ACTIVITY –
Every line of the records below that holds the word "price" belongs in the answer.

Collected data entries
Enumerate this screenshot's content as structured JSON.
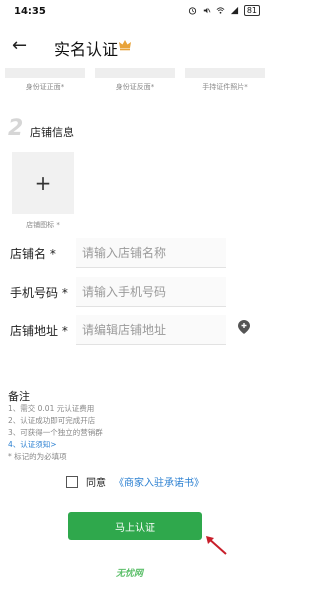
{
  "status_bar": {
    "time": "14:35",
    "battery": "81"
  },
  "header": {
    "title": "实名认证"
  },
  "id_photos": [
    {
      "label": "身份证正面*"
    },
    {
      "label": "身份证反面*"
    },
    {
      "label": "手持证件照片*"
    }
  ],
  "section": {
    "number": "2",
    "title": "店铺信息"
  },
  "logo_upload": {
    "plus": "+",
    "label": "店铺图标 *"
  },
  "form": {
    "shop_name": {
      "label": "店铺名 *",
      "placeholder": "请输入店铺名称"
    },
    "phone": {
      "label": "手机号码 *",
      "placeholder": "请输入手机号码"
    },
    "address": {
      "label": "店铺地址 *",
      "placeholder": "请编辑店铺地址"
    }
  },
  "notes": {
    "title": "备注",
    "items": [
      "1、需交 0.01 元认证费用",
      "2、认证成功即可完成开店",
      "3、可获得一个独立的营销群",
      "4、认证须知>",
      "* 标记的为必填项"
    ]
  },
  "agreement": {
    "prefix": "同意",
    "link": "《商家入驻承诺书》"
  },
  "submit_label": "马上认证",
  "watermark": "无忧网",
  "colors": {
    "accent": "#2fa84c",
    "link": "#2a7fd1",
    "arrow": "#c81e2a"
  }
}
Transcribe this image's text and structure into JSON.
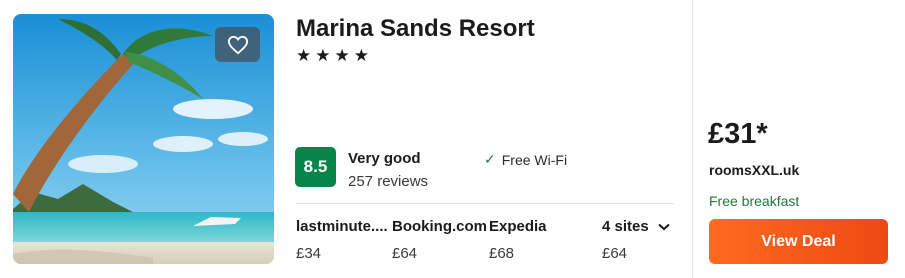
{
  "hotel": {
    "name": "Marina Sands Resort",
    "stars_text": "★★★★",
    "rating_score": "8.5",
    "rating_label": "Very good",
    "reviews": "257 reviews",
    "amenity": "Free Wi-Fi",
    "image_icon": "beach-palm-photo",
    "favorite_icon": "heart-icon"
  },
  "offers": [
    {
      "site": "lastminute....",
      "price": "£34"
    },
    {
      "site": "Booking.com",
      "price": "£64"
    },
    {
      "site": "Expedia",
      "price": "£68"
    }
  ],
  "more_sites": {
    "label": "4 sites",
    "price": "£64",
    "icon": "chevron-down-icon"
  },
  "deal": {
    "price": "£31*",
    "provider": "roomsXXL.uk",
    "perk": "Free breakfast",
    "button_label": "View Deal"
  },
  "colors": {
    "rating_badge": "#07844a",
    "deal_button": "#f05a16",
    "perk_text": "#1f7a3f"
  }
}
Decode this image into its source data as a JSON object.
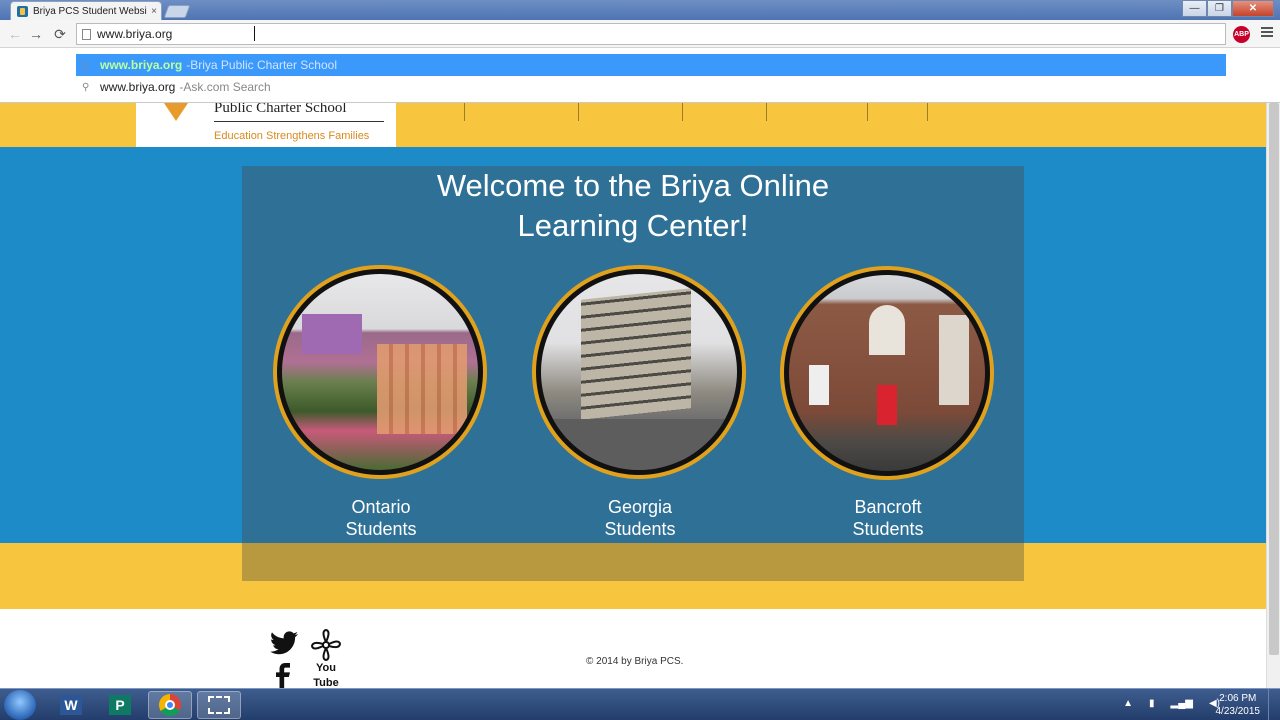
{
  "browser": {
    "tab_title": "Briya PCS Student Website",
    "tab_close": "×",
    "url": "www.briya.org",
    "extension_label": "ABP",
    "window_buttons": {
      "minimize": "—",
      "maximize": "❐",
      "close": "✕"
    }
  },
  "omnibox_dropdown": {
    "suggestions": [
      {
        "main": "www.briya.org",
        "separator": " - ",
        "desc": "Briya Public Charter School",
        "icon": "page-icon"
      },
      {
        "main": "www.briya.org",
        "separator": " - ",
        "desc": "Ask.com Search",
        "icon": "search-icon"
      }
    ]
  },
  "site": {
    "logo_name": "Public Charter School",
    "logo_tagline": "Education Strengthens Families",
    "welcome_line1": "Welcome to the Briya Online",
    "welcome_line2": "Learning Center!",
    "campuses": [
      {
        "line1": "Ontario",
        "line2": "Students"
      },
      {
        "line1": "Georgia",
        "line2": "Students"
      },
      {
        "line1": "Bancroft",
        "line2": "Students"
      }
    ],
    "footer": {
      "copyright": "© 2014 by Briya PCS.",
      "youtube_label": "You Tube"
    }
  },
  "taskbar": {
    "apps": [
      "W",
      "P"
    ],
    "clock_time": "2:06 PM",
    "clock_date": "4/23/2015"
  },
  "colors": {
    "brand_yellow": "#f7c63e",
    "brand_blue": "#1d8bc7",
    "circle_ring": "#e0a21d"
  }
}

ANSWER TO THIS EXERCISE –
      "price": "£34"
      "price": "£64"
      "price": "£68"
    "price": "£64",
    "price": "£31*",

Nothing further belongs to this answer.